According to the group, the FOI request sought for comprehensive information on projects executed and completed with information on the financials for each project within the current period.

It also confirmed that copies of the letters were also sent to the offices of the Executive Governor, Attorney General, Commissioner for Information and Strategy and the Office of Civic Engagement.

BudgIT pointed out that with the ruling on FOI application to states, Lagos State Government do away with “its former opaque and non-transparent ways around government expenditure and project execution and embrace openness.”
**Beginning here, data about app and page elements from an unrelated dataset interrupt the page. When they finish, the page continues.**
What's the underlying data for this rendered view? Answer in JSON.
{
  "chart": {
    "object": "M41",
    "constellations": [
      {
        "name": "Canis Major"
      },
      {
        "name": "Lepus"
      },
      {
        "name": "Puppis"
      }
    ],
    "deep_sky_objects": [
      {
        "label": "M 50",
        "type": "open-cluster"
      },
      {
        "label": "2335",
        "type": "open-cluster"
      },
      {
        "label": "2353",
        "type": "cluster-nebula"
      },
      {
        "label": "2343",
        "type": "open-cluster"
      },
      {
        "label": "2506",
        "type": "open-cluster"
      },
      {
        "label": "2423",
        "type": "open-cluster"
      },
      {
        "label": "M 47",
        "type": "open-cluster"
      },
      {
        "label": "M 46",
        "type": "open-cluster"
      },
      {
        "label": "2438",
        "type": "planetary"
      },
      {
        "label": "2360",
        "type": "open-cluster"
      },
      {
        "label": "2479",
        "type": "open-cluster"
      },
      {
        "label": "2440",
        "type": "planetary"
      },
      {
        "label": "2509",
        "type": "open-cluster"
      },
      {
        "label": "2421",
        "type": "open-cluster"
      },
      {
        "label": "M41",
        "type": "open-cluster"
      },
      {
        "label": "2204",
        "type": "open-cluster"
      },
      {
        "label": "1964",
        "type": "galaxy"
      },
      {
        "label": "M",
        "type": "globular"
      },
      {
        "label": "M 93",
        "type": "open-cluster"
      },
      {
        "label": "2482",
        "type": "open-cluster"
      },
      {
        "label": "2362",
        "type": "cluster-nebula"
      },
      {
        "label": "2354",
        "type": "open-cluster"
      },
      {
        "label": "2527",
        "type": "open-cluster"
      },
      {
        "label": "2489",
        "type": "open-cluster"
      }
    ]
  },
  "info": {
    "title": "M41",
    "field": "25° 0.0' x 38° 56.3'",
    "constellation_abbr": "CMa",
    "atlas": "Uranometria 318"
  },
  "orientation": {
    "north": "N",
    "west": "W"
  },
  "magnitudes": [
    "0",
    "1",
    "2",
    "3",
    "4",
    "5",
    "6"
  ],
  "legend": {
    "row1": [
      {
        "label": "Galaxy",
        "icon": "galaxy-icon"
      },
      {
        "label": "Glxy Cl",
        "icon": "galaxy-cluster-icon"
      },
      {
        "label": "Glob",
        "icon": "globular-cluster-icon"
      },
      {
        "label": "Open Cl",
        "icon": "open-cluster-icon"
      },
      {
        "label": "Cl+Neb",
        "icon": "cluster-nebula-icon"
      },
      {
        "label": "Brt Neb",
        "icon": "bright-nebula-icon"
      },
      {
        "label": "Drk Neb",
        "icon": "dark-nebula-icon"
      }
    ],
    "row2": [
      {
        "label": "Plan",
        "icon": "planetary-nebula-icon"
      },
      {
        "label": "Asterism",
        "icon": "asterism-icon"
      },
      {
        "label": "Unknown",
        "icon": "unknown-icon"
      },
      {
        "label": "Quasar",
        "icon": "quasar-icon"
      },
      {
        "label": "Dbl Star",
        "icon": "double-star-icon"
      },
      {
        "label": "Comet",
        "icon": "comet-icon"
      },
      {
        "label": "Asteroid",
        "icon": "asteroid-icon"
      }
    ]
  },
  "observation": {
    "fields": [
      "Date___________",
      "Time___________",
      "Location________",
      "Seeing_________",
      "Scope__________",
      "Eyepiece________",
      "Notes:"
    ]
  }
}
BudgIT’s Oluseun Onigbinde, said that it had becomes “imperative that the Lagos State Government which generates the highest revenue in Nigeria at almost N40 billion monthly becomes accountable to its tax-paying citizens.”

BudgIT is committed to getting information on public funds utilisation and helping government become accountable to those it governs. Despite being an entity mainly funded by taxpayers, Lagos State Government shrouds the information on procurement, and capital projects cost in secrecy further eroding good governance traits in the state.

The organisation stated that the lack of transparency breeds corruption and there is no room for opacity in the fight against corruption.

It therefore charged all Ministries, Departments and Agencies (MDAs) with mandates to change current government status quo to a more reformed to ensure that its books are open to the public.